— EXERCISE REQUIREMENTS —
Reproduce the entries that follow exactly. No picture should appear in the result.

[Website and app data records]
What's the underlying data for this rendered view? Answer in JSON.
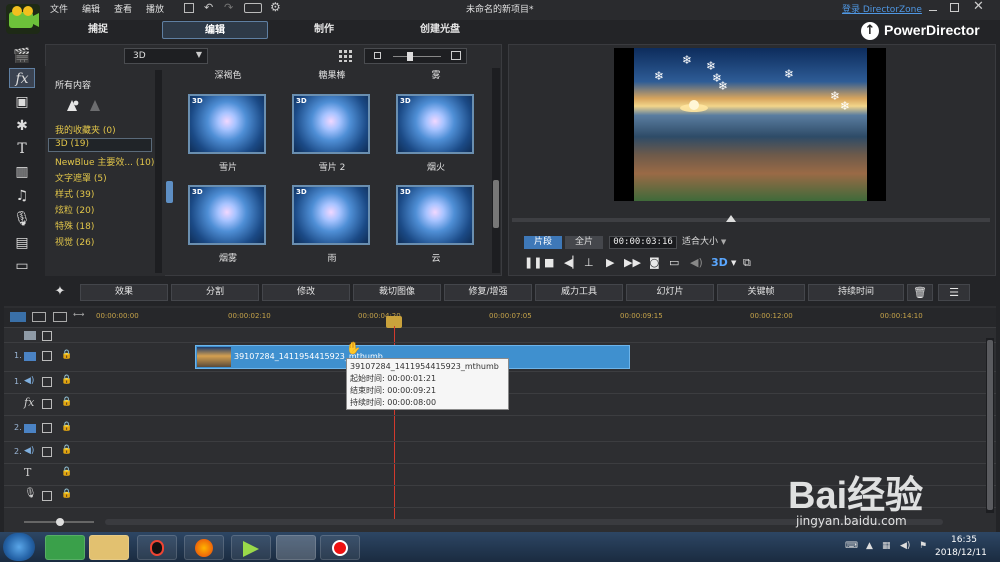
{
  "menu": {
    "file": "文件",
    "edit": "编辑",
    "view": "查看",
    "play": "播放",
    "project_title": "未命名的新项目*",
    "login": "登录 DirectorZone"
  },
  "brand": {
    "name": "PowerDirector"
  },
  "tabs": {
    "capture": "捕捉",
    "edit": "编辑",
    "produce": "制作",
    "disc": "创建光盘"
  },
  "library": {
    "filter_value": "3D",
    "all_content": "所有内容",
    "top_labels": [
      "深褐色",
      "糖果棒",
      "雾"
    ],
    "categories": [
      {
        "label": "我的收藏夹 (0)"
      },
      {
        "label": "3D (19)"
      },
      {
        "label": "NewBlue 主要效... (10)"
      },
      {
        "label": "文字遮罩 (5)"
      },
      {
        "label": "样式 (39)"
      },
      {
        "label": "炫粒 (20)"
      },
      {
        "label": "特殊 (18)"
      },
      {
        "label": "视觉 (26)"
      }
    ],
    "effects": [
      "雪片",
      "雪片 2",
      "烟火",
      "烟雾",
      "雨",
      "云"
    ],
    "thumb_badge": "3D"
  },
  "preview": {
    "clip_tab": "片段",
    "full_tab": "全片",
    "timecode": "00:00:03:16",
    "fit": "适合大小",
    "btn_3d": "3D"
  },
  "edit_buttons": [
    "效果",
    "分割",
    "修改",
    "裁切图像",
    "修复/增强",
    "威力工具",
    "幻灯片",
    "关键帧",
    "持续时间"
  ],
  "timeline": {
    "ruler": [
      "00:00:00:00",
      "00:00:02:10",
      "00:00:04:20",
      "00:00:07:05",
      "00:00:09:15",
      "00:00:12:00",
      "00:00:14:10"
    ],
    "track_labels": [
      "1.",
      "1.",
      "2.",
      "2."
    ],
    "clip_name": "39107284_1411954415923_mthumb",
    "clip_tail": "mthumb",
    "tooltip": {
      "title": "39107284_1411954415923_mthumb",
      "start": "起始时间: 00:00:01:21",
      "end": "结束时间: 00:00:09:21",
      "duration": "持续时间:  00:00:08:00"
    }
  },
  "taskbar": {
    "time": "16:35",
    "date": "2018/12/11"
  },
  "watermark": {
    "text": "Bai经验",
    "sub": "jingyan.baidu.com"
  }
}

— RESPONSE TO THE TASK —
What's the underlying data for this rendered view? Answer in JSON.
{
  "menu": {
    "file": "文件",
    "edit": "编辑",
    "view": "查看",
    "play": "播放",
    "project_title": "未命名的新项目*",
    "login": "登录 DirectorZone"
  },
  "brand": {
    "name": "PowerDirector"
  },
  "tabs": {
    "capture": "捕捉",
    "edit": "编辑",
    "produce": "制作",
    "disc": "创建光盘"
  },
  "library": {
    "filter_value": "3D",
    "all_content": "所有内容",
    "top_labels": [
      "深褐色",
      "糖果棒",
      "雾"
    ],
    "categories": [
      {
        "label": "我的收藏夹 (0)"
      },
      {
        "label": "3D (19)"
      },
      {
        "label": "NewBlue 主要效... (10)"
      },
      {
        "label": "文字遮罩 (5)"
      },
      {
        "label": "样式 (39)"
      },
      {
        "label": "炫粒 (20)"
      },
      {
        "label": "特殊 (18)"
      },
      {
        "label": "视觉 (26)"
      }
    ],
    "effects": [
      "雪片",
      "雪片 2",
      "烟火",
      "烟雾",
      "雨",
      "云"
    ],
    "thumb_badge": "3D"
  },
  "preview": {
    "clip_tab": "片段",
    "full_tab": "全片",
    "timecode": "00:00:03:16",
    "fit": "适合大小",
    "btn_3d": "3D"
  },
  "edit_buttons": [
    "效果",
    "分割",
    "修改",
    "裁切图像",
    "修复/增强",
    "威力工具",
    "幻灯片",
    "关键帧",
    "持续时间"
  ],
  "timeline": {
    "ruler": [
      "00:00:00:00",
      "00:00:02:10",
      "00:00:04:20",
      "00:00:07:05",
      "00:00:09:15",
      "00:00:12:00",
      "00:00:14:10"
    ],
    "track_labels": [
      "1.",
      "1.",
      "2.",
      "2."
    ],
    "clip_name": "39107284_1411954415923_mthumb",
    "clip_tail": "mthumb",
    "tooltip": {
      "title": "39107284_1411954415923_mthumb",
      "start": "起始时间: 00:00:01:21",
      "end": "结束时间: 00:00:09:21",
      "duration": "持续时间:  00:00:08:00"
    }
  },
  "taskbar": {
    "time": "16:35",
    "date": "2018/12/11"
  },
  "watermark": {
    "text": "Bai经验",
    "sub": "jingyan.baidu.com"
  }
}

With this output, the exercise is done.